- Instructions to follow
The reply must repeat each entry exactly and contain no pictures.

[[ Input data, beginning ]]

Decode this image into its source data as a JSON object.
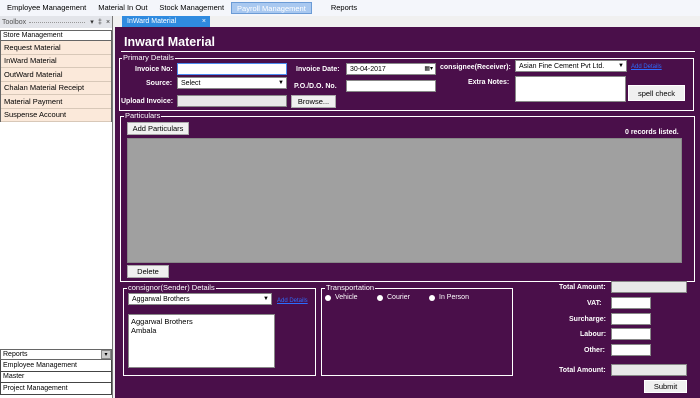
{
  "menu": {
    "items": [
      "Employee Management",
      "Material In  Out",
      "Stock Management",
      "Payroll Management",
      "Reports"
    ]
  },
  "toolbox": {
    "header": "Toolbox",
    "pin_glyph": "▾",
    "pin2_glyph": "‡",
    "close_glyph": "×",
    "section_store": "Store Management",
    "store_items": [
      "Request Material",
      "InWard Material",
      "OutWard Material",
      "Chalan Material Receipt",
      "Material Payment",
      "Suspense Account"
    ],
    "section_reports": "Reports",
    "bottom_items": [
      "Employee Management",
      "Master",
      "Project Management"
    ]
  },
  "tab": {
    "label": "InWard Material",
    "close": "×"
  },
  "form": {
    "title": "Inward Material",
    "primary_legend": "Primary Details",
    "invoice_no_label": "Invoice No:",
    "invoice_no_value": "",
    "source_label": "Source:",
    "source_value": "Select",
    "upload_label": "Upload Invoice:",
    "browse_label": "Browse...",
    "invoice_date_label": "Invoice Date:",
    "invoice_date_value": "30-04-2017",
    "po_label": "P.O./D.O. No.",
    "po_value": "",
    "consignee_label": "consignee(Receiver):",
    "consignee_value": "Asian Fine Cement Pvt Ltd.",
    "consignee_link": "Add Details",
    "extra_notes_label": "Extra Notes:",
    "extra_notes_value": "",
    "spell_check_label": "spell check",
    "particulars_legend": "Particulars",
    "add_particulars_label": "Add Particulars",
    "records_text": "0 records listed.",
    "delete_label": "Delete",
    "consignor_legend": "consignor(Sender) Details",
    "consignor_value": "Aggarwal Brothers",
    "consignor_link": "Add Details",
    "consignor_address": [
      "Aggarwal Brothers",
      "Ambala"
    ],
    "transport_legend": "Transportation",
    "transport_options": [
      "Vehicle",
      "Courier",
      "In Person"
    ],
    "total_amount_label": "Total Amount:",
    "vat_label": "VAT:",
    "surcharge_label": "Surcharge:",
    "labour_label": "Labour:",
    "other_label": "Other:",
    "total_amount2_label": "Total Amount:",
    "submit_label": "Submit"
  },
  "colors": {
    "form_bg": "#4a0f4a",
    "tab_active": "#2f8be0",
    "toolbox_item": "#fbe9da",
    "grid_bg": "#a0a0a0"
  }
}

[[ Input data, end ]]

- Exercise answer
Decode this image into its source data as a JSON object.
{
  "menu": {
    "items": [
      "Employee Management",
      "Material In  Out",
      "Stock Management",
      "Payroll Management",
      "Reports"
    ]
  },
  "toolbox": {
    "header": "Toolbox",
    "pin_glyph": "▾",
    "pin2_glyph": "‡",
    "close_glyph": "×",
    "section_store": "Store Management",
    "store_items": [
      "Request Material",
      "InWard Material",
      "OutWard Material",
      "Chalan Material Receipt",
      "Material Payment",
      "Suspense Account"
    ],
    "section_reports": "Reports",
    "bottom_items": [
      "Employee Management",
      "Master",
      "Project Management"
    ]
  },
  "tab": {
    "label": "InWard Material",
    "close": "×"
  },
  "form": {
    "title": "Inward Material",
    "primary_legend": "Primary Details",
    "invoice_no_label": "Invoice No:",
    "invoice_no_value": "",
    "source_label": "Source:",
    "source_value": "Select",
    "upload_label": "Upload Invoice:",
    "browse_label": "Browse...",
    "invoice_date_label": "Invoice Date:",
    "invoice_date_value": "30-04-2017",
    "po_label": "P.O./D.O. No.",
    "po_value": "",
    "consignee_label": "consignee(Receiver):",
    "consignee_value": "Asian Fine Cement Pvt Ltd.",
    "consignee_link": "Add Details",
    "extra_notes_label": "Extra Notes:",
    "extra_notes_value": "",
    "spell_check_label": "spell check",
    "particulars_legend": "Particulars",
    "add_particulars_label": "Add Particulars",
    "records_text": "0 records listed.",
    "delete_label": "Delete",
    "consignor_legend": "consignor(Sender) Details",
    "consignor_value": "Aggarwal Brothers",
    "consignor_link": "Add Details",
    "consignor_address": [
      "Aggarwal Brothers",
      "Ambala"
    ],
    "transport_legend": "Transportation",
    "transport_options": [
      "Vehicle",
      "Courier",
      "In Person"
    ],
    "total_amount_label": "Total Amount:",
    "vat_label": "VAT:",
    "surcharge_label": "Surcharge:",
    "labour_label": "Labour:",
    "other_label": "Other:",
    "total_amount2_label": "Total Amount:",
    "submit_label": "Submit"
  },
  "colors": {
    "form_bg": "#4a0f4a",
    "tab_active": "#2f8be0",
    "toolbox_item": "#fbe9da",
    "grid_bg": "#a0a0a0"
  }
}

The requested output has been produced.